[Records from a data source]

* * * * * * * * *

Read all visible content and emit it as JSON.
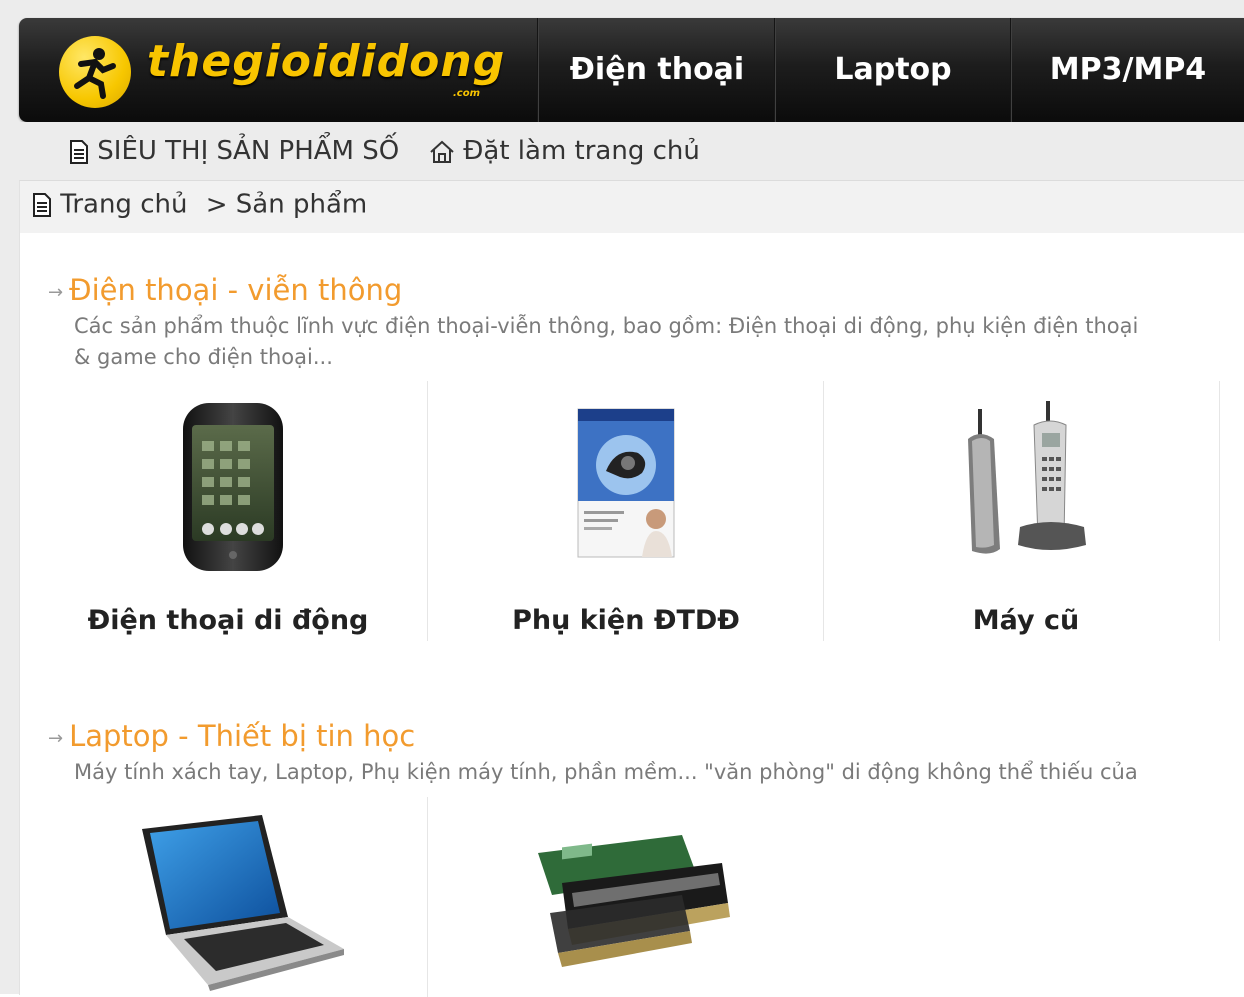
{
  "header": {
    "logo_text": "thegioididong",
    "logo_suffix": ".com",
    "nav_items": [
      "Điện thoại",
      "Laptop",
      "MP3/MP4"
    ]
  },
  "subbar": {
    "site_link": "SIÊU THỊ SẢN PHẨM SỐ",
    "home_link": "Đặt làm trang chủ"
  },
  "breadcrumb": {
    "home": "Trang chủ",
    "separator": ">",
    "current": "Sản phẩm"
  },
  "categories": [
    {
      "title": "Điện thoại - viễn thông",
      "description_line1": "Các sản phẩm thuộc lĩnh vực điện thoại-viễn thông, bao gồm: Điện thoại di động, phụ kiện điện thoại",
      "description_line2": "& game cho điện thoại...",
      "products": [
        "Điện thoại di động",
        "Phụ kiện ĐTDĐ",
        "Máy cũ"
      ]
    },
    {
      "title": "Laptop - Thiết bị tin học",
      "description_line1": "Máy tính xách tay, Laptop, Phụ kiện máy tính, phần mềm... \"văn phòng\" di động không thể thiếu của",
      "products": []
    }
  ],
  "colors": {
    "brand_yellow": "#f8c400",
    "category_orange": "#f29b2e",
    "nav_dark": "#1d1d1d"
  }
}
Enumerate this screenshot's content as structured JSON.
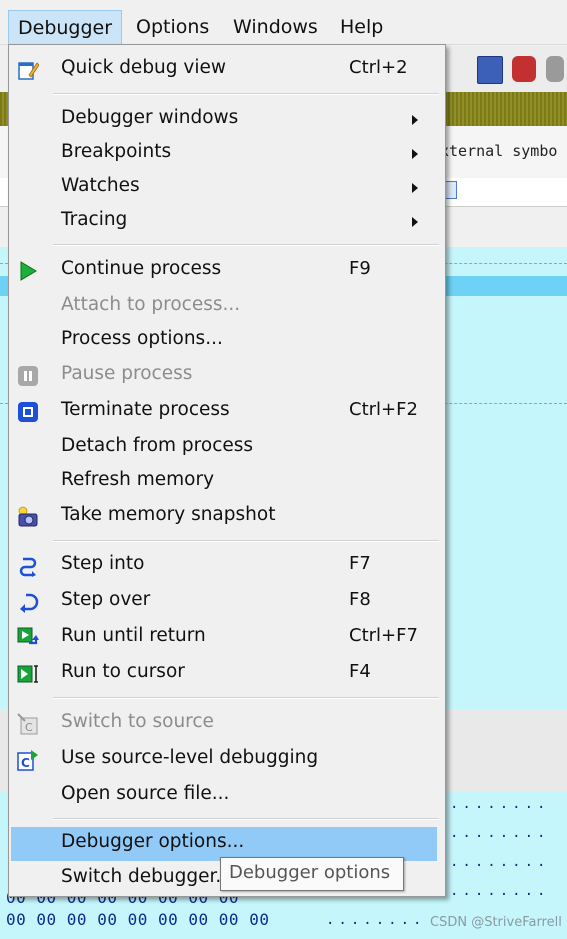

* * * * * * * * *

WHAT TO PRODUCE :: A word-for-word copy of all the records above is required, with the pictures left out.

FINISHED TASK ::
Read all visible content and emit it as JSON.
{
  "header": {
    "logo_text": "thegioididong",
    "logo_suffix": ".com",
    "nav_items": [
      "Điện thoại",
      "Laptop",
      "MP3/MP4"
    ]
  },
  "subbar": {
    "site_link": "SIÊU THỊ SẢN PHẨM SỐ",
    "home_link": "Đặt làm trang chủ"
  },
  "breadcrumb": {
    "home": "Trang chủ",
    "separator": ">",
    "current": "Sản phẩm"
  },
  "categories": [
    {
      "title": "Điện thoại - viễn thông",
      "description_line1": "Các sản phẩm thuộc lĩnh vực điện thoại-viễn thông, bao gồm: Điện thoại di động, phụ kiện điện thoại",
      "description_line2": "& game cho điện thoại...",
      "products": [
        "Điện thoại di động",
        "Phụ kiện ĐTDĐ",
        "Máy cũ"
      ]
    },
    {
      "title": "Laptop - Thiết bị tin học",
      "description_line1": "Máy tính xách tay, Laptop, Phụ kiện máy tính, phần mềm... \"văn phòng\" di động không thể thiếu của",
      "products": []
    }
  ],
  "colors": {
    "brand_yellow": "#f8c400",
    "category_orange": "#f29b2e",
    "nav_dark": "#1d1d1d"
  }
}
Enumerate this screenshot's content as structured JSON.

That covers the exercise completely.